§ WORK INSTRUCTION
Set down the data below exactly; pictures stay out.

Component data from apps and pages

******

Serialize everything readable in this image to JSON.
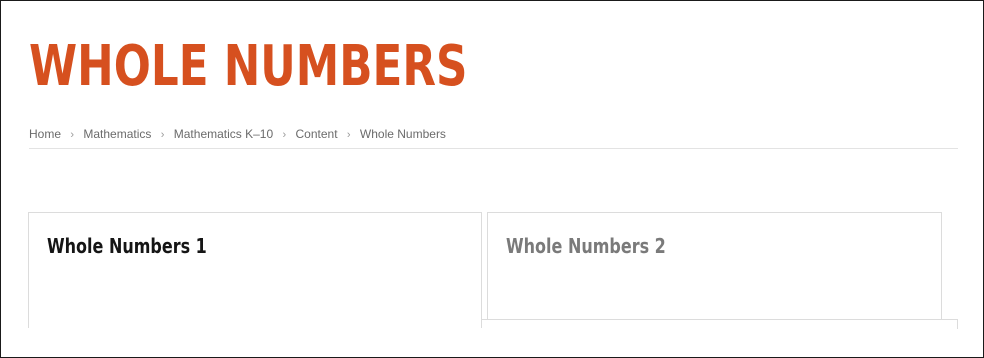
{
  "page": {
    "title": "WHOLE NUMBERS"
  },
  "breadcrumb": {
    "items": [
      "Home",
      "Mathematics",
      "Mathematics K–10",
      "Content",
      "Whole Numbers"
    ],
    "separator": "›"
  },
  "tabs": [
    {
      "label": "Whole Numbers 1",
      "active": true
    },
    {
      "label": "Whole Numbers 2",
      "active": false
    }
  ],
  "colors": {
    "title": "#d6501f",
    "breadcrumb_text": "#6b6b6b",
    "active_tab_text": "#151515",
    "inactive_tab_text": "#7a7a7a",
    "border": "#dcdcdc"
  }
}
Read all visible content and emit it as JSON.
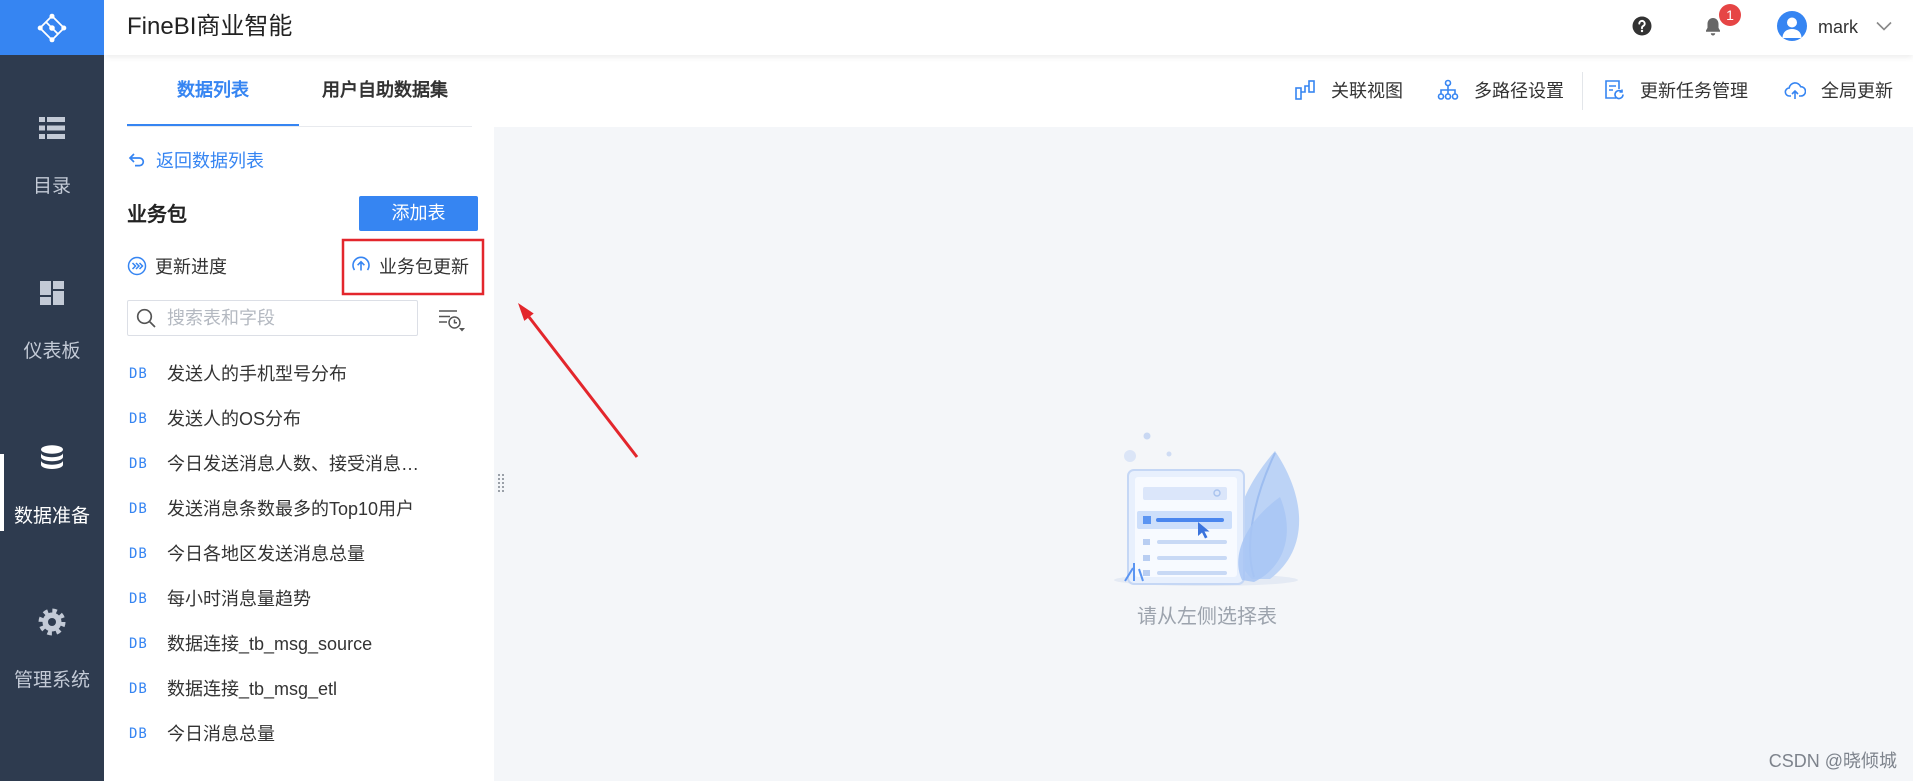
{
  "app": {
    "title": "FineBI商业智能",
    "logo_icon": "finebi-logo-icon"
  },
  "colors": {
    "brand": "#3685f2",
    "sidebar": "#2e3b4f",
    "sidebar_text": "#c3cad6",
    "main_bg": "#f4f6f9",
    "badge": "#e64545",
    "annotation": "#e3262c"
  },
  "sidebar": {
    "items": [
      {
        "label": "目录",
        "icon": "list-icon",
        "active": false
      },
      {
        "label": "仪表板",
        "icon": "dashboard-icon",
        "active": false
      },
      {
        "label": "数据准备",
        "icon": "database-icon",
        "active": true
      },
      {
        "label": "管理系统",
        "icon": "gear-icon",
        "active": false
      }
    ]
  },
  "header": {
    "help_icon": "help-icon",
    "notifications": {
      "icon": "bell-icon",
      "count": "1"
    },
    "user": {
      "name": "mark",
      "avatar_icon": "user-icon",
      "menu_icon": "chevron-down-icon"
    }
  },
  "tabs": [
    {
      "label": "数据列表",
      "active": true
    },
    {
      "label": "用户自助数据集",
      "active": false
    }
  ],
  "toolbar": [
    {
      "label": "关联视图",
      "icon": "relation-view-icon"
    },
    {
      "label": "多路径设置",
      "icon": "multi-path-icon"
    },
    {
      "label": "更新任务管理",
      "icon": "task-manage-icon"
    },
    {
      "label": "全局更新",
      "icon": "cloud-refresh-icon"
    }
  ],
  "panel": {
    "back_label": "返回数据列表",
    "back_icon": "back-arrow-icon",
    "package_title": "业务包",
    "add_table_label": "添加表",
    "progress_label": "更新进度",
    "progress_icon": "progress-icon",
    "package_update_label": "业务包更新",
    "package_update_icon": "upload-circle-icon",
    "search_placeholder": "搜索表和字段",
    "search_icon": "search-icon",
    "filter_icon": "filter-history-icon",
    "table_tag": "DB",
    "tables": [
      "发送人的手机型号分布",
      "发送人的OS分布",
      "今日发送消息人数、接受消息…",
      "发送消息条数最多的Top10用户",
      "今日各地区发送消息总量",
      "每小时消息量趋势",
      "数据连接_tb_msg_source",
      "数据连接_tb_msg_etl",
      "今日消息总量"
    ]
  },
  "main": {
    "empty_text": "请从左侧选择表",
    "illustration": "empty-table-illustration"
  },
  "watermark": "CSDN @晓倾城"
}
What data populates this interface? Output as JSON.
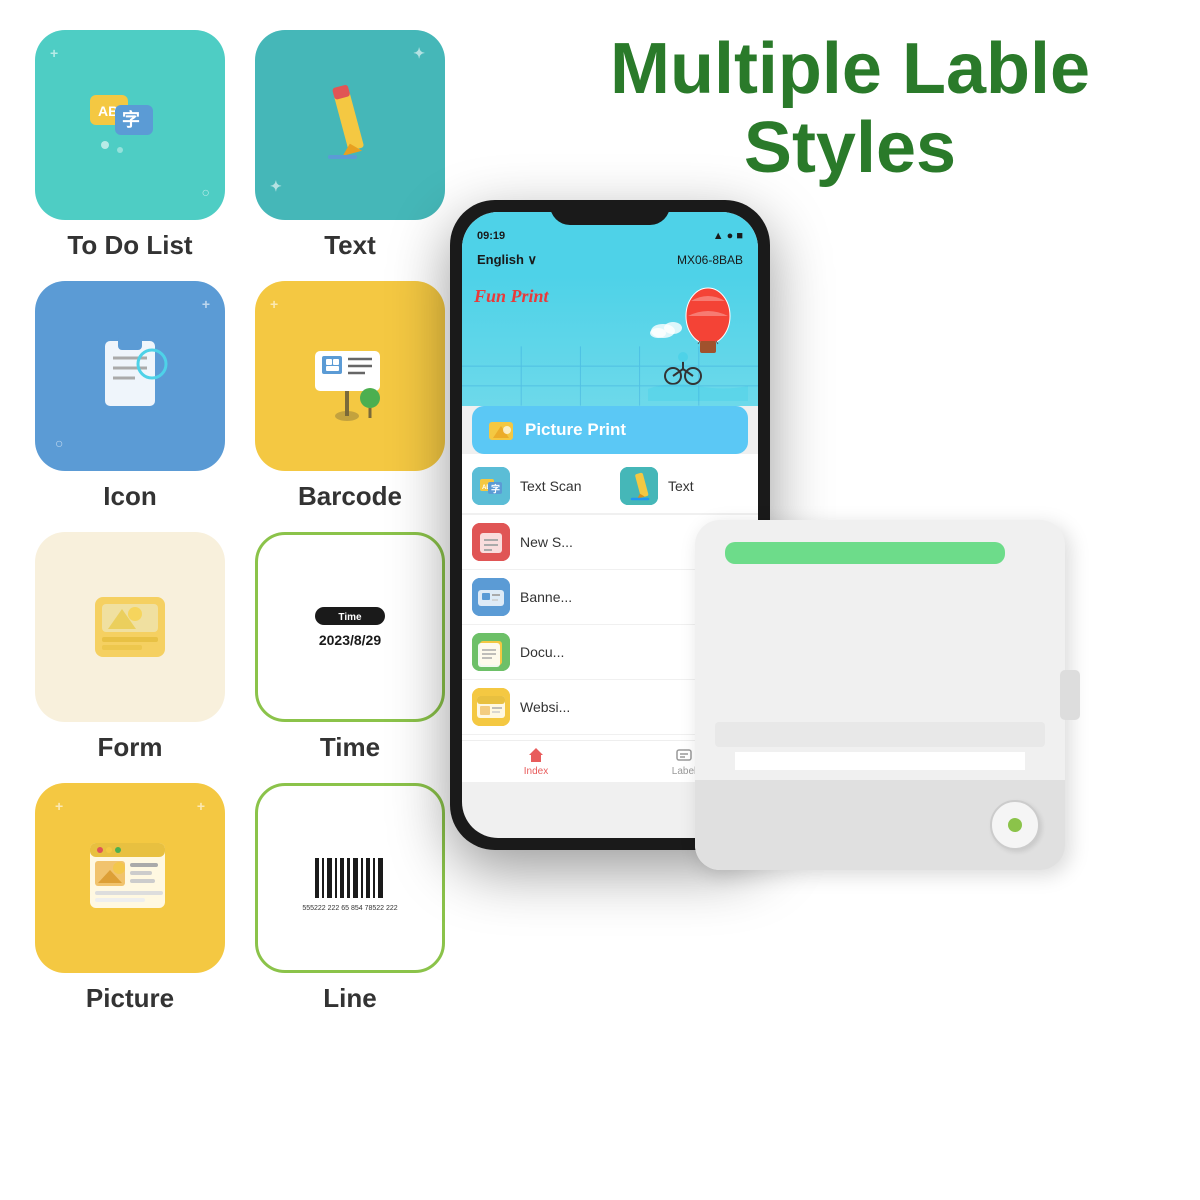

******

§ WORKED SOLUTION
Serialize everything readable in this image to JSON.
{
  "page": {
    "title": "WHOLE NUMBERS"
  },
  "breadcrumb": {
    "items": [
      "Home",
      "Mathematics",
      "Mathematics K–10",
      "Content",
      "Whole Numbers"
    ],
    "separator": "›"
  },
  "tabs": [
    {
      "label": "Whole Numbers 1",
      "active": true
    },
    {
      "label": "Whole Numbers 2",
      "active": false
    }
  ],
  "colors": {
    "title": "#d6501f",
    "breadcrumb_text": "#6b6b6b",
    "active_tab_text": "#151515",
    "inactive_tab_text": "#7a7a7a",
    "border": "#dcdcdc"
  }
}
Read all visible content and emit it as JSON.
{
  "app": {
    "title": "FineBI商业智能",
    "logo_icon": "finebi-logo-icon"
  },
  "colors": {
    "brand": "#3685f2",
    "sidebar": "#2e3b4f",
    "sidebar_text": "#c3cad6",
    "main_bg": "#f4f6f9",
    "badge": "#e64545",
    "annotation": "#e3262c"
  },
  "sidebar": {
    "items": [
      {
        "label": "目录",
        "icon": "list-icon",
        "active": false
      },
      {
        "label": "仪表板",
        "icon": "dashboard-icon",
        "active": false
      },
      {
        "label": "数据准备",
        "icon": "database-icon",
        "active": true
      },
      {
        "label": "管理系统",
        "icon": "gear-icon",
        "active": false
      }
    ]
  },
  "header": {
    "help_icon": "help-icon",
    "notifications": {
      "icon": "bell-icon",
      "count": "1"
    },
    "user": {
      "name": "mark",
      "avatar_icon": "user-icon",
      "menu_icon": "chevron-down-icon"
    }
  },
  "tabs": [
    {
      "label": "数据列表",
      "active": true
    },
    {
      "label": "用户自助数据集",
      "active": false
    }
  ],
  "toolbar": [
    {
      "label": "关联视图",
      "icon": "relation-view-icon"
    },
    {
      "label": "多路径设置",
      "icon": "multi-path-icon"
    },
    {
      "label": "更新任务管理",
      "icon": "task-manage-icon"
    },
    {
      "label": "全局更新",
      "icon": "cloud-refresh-icon"
    }
  ],
  "panel": {
    "back_label": "返回数据列表",
    "back_icon": "back-arrow-icon",
    "package_title": "业务包",
    "add_table_label": "添加表",
    "progress_label": "更新进度",
    "progress_icon": "progress-icon",
    "package_update_label": "业务包更新",
    "package_update_icon": "upload-circle-icon",
    "search_placeholder": "搜索表和字段",
    "search_icon": "search-icon",
    "filter_icon": "filter-history-icon",
    "table_tag": "DB",
    "tables": [
      "发送人的手机型号分布",
      "发送人的OS分布",
      "今日发送消息人数、接受消息…",
      "发送消息条数最多的Top10用户",
      "今日各地区发送消息总量",
      "每小时消息量趋势",
      "数据连接_tb_msg_source",
      "数据连接_tb_msg_etl",
      "今日消息总量"
    ]
  },
  "main": {
    "empty_text": "请从左侧选择表",
    "illustration": "empty-table-illustration"
  },
  "watermark": "CSDN @晓倾城"
}
What data populates this interface? Output as JSON.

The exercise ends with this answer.